→ Exercise materials
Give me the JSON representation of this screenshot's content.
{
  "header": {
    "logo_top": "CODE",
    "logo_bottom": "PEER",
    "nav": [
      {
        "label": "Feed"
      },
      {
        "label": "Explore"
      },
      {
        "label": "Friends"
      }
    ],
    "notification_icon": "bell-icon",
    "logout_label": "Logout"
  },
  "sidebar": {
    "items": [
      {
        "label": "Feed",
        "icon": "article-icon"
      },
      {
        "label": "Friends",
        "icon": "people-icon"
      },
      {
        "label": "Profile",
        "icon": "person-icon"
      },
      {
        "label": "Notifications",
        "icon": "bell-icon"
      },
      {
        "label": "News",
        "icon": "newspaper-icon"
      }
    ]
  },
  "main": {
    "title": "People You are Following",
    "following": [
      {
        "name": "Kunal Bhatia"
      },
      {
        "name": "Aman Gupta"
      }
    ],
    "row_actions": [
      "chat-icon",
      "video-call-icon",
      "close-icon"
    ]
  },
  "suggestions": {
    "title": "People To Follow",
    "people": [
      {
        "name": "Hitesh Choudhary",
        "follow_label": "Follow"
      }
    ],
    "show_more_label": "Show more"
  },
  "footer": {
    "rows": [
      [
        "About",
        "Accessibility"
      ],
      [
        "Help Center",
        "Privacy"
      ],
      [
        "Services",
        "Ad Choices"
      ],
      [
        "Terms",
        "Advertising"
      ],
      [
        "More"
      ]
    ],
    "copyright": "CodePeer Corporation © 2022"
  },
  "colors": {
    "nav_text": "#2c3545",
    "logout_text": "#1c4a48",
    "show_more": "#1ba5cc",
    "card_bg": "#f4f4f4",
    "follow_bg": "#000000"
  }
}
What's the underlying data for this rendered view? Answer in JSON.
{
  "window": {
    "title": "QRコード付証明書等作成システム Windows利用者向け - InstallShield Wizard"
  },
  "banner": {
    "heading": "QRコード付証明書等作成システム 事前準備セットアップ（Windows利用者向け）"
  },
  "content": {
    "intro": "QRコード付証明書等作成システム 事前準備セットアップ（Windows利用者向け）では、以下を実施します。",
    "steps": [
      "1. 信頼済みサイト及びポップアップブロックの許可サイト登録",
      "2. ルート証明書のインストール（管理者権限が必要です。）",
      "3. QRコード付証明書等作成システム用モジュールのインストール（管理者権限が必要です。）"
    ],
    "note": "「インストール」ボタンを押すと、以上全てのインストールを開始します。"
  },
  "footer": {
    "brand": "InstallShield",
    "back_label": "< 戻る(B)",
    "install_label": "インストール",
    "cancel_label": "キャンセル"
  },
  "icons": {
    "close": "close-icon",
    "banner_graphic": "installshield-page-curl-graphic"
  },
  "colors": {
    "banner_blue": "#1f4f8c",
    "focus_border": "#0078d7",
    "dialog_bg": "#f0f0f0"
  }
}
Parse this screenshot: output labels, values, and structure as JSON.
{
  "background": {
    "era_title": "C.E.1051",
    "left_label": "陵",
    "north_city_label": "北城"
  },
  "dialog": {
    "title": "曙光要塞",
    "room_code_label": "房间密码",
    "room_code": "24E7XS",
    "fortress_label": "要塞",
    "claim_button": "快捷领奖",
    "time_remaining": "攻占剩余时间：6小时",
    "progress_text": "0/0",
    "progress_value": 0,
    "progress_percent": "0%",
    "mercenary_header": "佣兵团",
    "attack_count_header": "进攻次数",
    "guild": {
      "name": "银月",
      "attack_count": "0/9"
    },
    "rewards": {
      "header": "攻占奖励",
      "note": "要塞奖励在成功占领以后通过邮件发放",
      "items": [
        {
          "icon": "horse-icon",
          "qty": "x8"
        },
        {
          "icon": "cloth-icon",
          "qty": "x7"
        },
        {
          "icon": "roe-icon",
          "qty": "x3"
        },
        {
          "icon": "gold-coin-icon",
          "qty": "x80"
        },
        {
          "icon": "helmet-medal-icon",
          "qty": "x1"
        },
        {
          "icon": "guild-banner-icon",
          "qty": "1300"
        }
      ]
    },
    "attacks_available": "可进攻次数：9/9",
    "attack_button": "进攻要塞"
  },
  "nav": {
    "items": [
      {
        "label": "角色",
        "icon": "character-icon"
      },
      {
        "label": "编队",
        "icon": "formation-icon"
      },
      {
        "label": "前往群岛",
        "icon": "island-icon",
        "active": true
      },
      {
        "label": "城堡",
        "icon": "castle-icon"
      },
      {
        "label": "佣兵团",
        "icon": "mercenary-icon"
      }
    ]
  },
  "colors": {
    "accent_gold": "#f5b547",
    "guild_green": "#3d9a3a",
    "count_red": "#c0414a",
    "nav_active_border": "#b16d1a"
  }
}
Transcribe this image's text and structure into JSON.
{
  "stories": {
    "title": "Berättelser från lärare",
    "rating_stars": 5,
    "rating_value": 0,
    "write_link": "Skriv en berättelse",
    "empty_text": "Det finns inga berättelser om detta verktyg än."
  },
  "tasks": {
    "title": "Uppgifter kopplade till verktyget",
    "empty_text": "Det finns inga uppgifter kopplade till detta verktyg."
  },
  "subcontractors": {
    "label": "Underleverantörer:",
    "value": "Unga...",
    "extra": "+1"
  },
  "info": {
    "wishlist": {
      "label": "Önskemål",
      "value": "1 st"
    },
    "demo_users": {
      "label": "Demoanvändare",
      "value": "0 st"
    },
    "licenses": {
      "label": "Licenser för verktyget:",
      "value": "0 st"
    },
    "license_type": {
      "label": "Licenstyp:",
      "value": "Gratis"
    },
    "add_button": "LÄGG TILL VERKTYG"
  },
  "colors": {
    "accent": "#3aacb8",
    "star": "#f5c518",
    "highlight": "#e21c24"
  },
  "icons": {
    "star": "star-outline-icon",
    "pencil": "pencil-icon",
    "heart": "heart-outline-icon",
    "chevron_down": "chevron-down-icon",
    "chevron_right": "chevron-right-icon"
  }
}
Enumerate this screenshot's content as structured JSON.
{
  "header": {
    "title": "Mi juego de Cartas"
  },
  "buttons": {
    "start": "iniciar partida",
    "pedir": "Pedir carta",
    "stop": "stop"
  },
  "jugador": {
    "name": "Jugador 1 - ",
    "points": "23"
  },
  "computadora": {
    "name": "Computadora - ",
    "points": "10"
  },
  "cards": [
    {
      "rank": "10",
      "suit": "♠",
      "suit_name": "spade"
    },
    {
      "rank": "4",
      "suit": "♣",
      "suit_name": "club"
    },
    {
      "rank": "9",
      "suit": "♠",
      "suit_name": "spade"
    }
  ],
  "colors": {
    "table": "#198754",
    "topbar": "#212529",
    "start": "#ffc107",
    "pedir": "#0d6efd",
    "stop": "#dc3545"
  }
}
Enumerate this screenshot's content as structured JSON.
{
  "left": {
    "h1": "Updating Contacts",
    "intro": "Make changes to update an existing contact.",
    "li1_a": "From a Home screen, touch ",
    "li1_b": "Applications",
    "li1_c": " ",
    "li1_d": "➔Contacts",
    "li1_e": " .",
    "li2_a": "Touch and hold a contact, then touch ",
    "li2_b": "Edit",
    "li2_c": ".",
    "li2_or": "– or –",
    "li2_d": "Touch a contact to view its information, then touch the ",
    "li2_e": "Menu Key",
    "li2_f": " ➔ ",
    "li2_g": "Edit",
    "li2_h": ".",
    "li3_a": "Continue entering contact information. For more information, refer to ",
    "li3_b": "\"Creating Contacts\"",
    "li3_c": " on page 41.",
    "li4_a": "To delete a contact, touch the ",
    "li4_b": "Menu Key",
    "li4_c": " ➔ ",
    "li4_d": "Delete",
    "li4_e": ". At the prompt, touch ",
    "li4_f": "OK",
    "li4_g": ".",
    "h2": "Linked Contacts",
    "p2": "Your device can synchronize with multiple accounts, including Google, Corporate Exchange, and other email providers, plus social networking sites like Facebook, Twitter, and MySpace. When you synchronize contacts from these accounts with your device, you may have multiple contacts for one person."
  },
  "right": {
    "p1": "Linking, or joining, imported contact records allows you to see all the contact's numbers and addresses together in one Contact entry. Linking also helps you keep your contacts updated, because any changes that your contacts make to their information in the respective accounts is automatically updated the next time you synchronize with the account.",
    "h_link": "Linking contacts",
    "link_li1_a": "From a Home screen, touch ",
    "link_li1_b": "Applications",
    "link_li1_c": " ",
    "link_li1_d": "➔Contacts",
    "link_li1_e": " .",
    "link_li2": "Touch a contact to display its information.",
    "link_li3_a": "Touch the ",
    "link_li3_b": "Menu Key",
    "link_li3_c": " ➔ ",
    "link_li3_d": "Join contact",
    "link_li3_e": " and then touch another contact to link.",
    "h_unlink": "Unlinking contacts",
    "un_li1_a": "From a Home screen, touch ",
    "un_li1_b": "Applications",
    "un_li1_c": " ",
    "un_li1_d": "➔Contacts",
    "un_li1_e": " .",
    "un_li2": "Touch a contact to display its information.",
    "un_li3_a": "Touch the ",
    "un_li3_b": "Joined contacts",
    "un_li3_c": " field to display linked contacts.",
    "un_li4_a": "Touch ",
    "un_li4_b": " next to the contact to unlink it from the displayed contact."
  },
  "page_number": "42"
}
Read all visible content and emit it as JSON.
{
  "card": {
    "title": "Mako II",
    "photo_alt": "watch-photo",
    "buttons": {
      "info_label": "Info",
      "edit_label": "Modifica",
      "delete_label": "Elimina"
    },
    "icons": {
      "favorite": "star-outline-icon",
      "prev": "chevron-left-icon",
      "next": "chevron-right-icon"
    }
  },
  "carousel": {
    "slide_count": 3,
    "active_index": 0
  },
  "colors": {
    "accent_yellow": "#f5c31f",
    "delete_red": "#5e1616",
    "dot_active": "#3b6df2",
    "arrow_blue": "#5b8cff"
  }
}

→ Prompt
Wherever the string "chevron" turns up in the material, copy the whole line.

→ Response
    "chevron_down": "chevron-down-icon",
    "chevron_right": "chevron-right-icon"
      "prev": "chevron-left-icon",
      "next": "chevron-right-icon"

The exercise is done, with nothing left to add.